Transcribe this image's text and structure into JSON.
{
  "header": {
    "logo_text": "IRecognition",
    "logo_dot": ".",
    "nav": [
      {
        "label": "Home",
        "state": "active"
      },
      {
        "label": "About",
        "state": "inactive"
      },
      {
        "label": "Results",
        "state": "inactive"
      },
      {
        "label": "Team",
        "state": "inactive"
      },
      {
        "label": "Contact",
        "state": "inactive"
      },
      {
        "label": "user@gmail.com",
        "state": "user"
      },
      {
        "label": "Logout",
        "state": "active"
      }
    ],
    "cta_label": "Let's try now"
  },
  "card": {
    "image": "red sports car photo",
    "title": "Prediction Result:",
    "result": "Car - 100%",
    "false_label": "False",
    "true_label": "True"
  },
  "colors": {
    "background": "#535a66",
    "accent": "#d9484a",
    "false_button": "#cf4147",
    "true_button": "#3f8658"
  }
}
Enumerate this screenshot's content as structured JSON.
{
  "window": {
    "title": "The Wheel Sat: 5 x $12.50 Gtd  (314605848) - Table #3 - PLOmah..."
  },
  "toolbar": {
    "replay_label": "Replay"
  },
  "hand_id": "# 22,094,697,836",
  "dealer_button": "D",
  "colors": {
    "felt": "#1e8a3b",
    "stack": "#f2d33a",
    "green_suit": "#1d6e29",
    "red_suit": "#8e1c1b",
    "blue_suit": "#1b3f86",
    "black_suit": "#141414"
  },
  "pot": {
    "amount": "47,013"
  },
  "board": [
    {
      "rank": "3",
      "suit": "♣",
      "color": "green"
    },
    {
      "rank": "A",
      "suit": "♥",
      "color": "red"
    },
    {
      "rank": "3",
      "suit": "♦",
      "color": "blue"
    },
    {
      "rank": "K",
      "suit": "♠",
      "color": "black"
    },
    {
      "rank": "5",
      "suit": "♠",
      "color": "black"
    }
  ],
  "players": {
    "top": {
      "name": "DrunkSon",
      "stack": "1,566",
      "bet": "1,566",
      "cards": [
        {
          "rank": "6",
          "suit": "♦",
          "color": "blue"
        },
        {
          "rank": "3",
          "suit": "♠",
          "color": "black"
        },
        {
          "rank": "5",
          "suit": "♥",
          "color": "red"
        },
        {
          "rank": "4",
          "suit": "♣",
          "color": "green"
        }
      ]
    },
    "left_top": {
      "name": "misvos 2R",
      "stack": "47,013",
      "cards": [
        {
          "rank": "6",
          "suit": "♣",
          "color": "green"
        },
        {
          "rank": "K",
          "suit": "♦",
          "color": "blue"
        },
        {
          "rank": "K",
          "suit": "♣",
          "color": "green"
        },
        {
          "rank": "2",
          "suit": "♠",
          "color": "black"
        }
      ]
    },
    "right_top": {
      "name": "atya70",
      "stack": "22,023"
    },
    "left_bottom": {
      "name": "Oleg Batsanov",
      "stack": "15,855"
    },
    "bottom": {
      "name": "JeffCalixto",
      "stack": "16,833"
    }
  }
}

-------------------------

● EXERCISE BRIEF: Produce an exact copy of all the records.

● OUTPUT:
Transcribe this image's text and structure into JSON.
{
  "header": {
    "logo_text": "IRecognition",
    "logo_dot": ".",
    "nav": [
      {
        "label": "Home",
        "state": "active"
      },
      {
        "label": "About",
        "state": "inactive"
      },
      {
        "label": "Results",
        "state": "inactive"
      },
      {
        "label": "Team",
        "state": "inactive"
      },
      {
        "label": "Contact",
        "state": "inactive"
      },
      {
        "label": "user@gmail.com",
        "state": "user"
      },
      {
        "label": "Logout",
        "state": "active"
      }
    ],
    "cta_label": "Let's try now"
  },
  "card": {
    "image": "red sports car photo",
    "title": "Prediction Result:",
    "result": "Car - 100%",
    "false_label": "False",
    "true_label": "True"
  },
  "colors": {
    "background": "#535a66",
    "accent": "#d9484a",
    "false_button": "#cf4147",
    "true_button": "#3f8658"
  }
}
Enumerate this screenshot's content as structured JSON.
{
  "window": {
    "title": "The Wheel Sat: 5 x $12.50 Gtd  (314605848) - Table #3 - PLOmah..."
  },
  "toolbar": {
    "replay_label": "Replay"
  },
  "hand_id": "# 22,094,697,836",
  "dealer_button": "D",
  "colors": {
    "felt": "#1e8a3b",
    "stack": "#f2d33a",
    "green_suit": "#1d6e29",
    "red_suit": "#8e1c1b",
    "blue_suit": "#1b3f86",
    "black_suit": "#141414"
  },
  "pot": {
    "amount": "47,013"
  },
  "board": [
    {
      "rank": "3",
      "suit": "♣",
      "color": "green"
    },
    {
      "rank": "A",
      "suit": "♥",
      "color": "red"
    },
    {
      "rank": "3",
      "suit": "♦",
      "color": "blue"
    },
    {
      "rank": "K",
      "suit": "♠",
      "color": "black"
    },
    {
      "rank": "5",
      "suit": "♠",
      "color": "black"
    }
  ],
  "players": {
    "top": {
      "name": "DrunkSon",
      "stack": "1,566",
      "bet": "1,566",
      "cards": [
        {
          "rank": "6",
          "suit": "♦",
          "color": "blue"
        },
        {
          "rank": "3",
          "suit": "♠",
          "color": "black"
        },
        {
          "rank": "5",
          "suit": "♥",
          "color": "red"
        },
        {
          "rank": "4",
          "suit": "♣",
          "color": "green"
        }
      ]
    },
    "left_top": {
      "name": "misvos 2R",
      "stack": "47,013",
      "cards": [
        {
          "rank": "6",
          "suit": "♣",
          "color": "green"
        },
        {
          "rank": "K",
          "suit": "♦",
          "color": "blue"
        },
        {
          "rank": "K",
          "suit": "♣",
          "color": "green"
        },
        {
          "rank": "2",
          "suit": "♠",
          "color": "black"
        }
      ]
    },
    "right_top": {
      "name": "atya70",
      "stack": "22,023"
    },
    "left_bottom": {
      "name": "Oleg Batsanov",
      "stack": "15,855"
    },
    "bottom": {
      "name": "JeffCalixto",
      "stack": "16,833"
    }
  }
}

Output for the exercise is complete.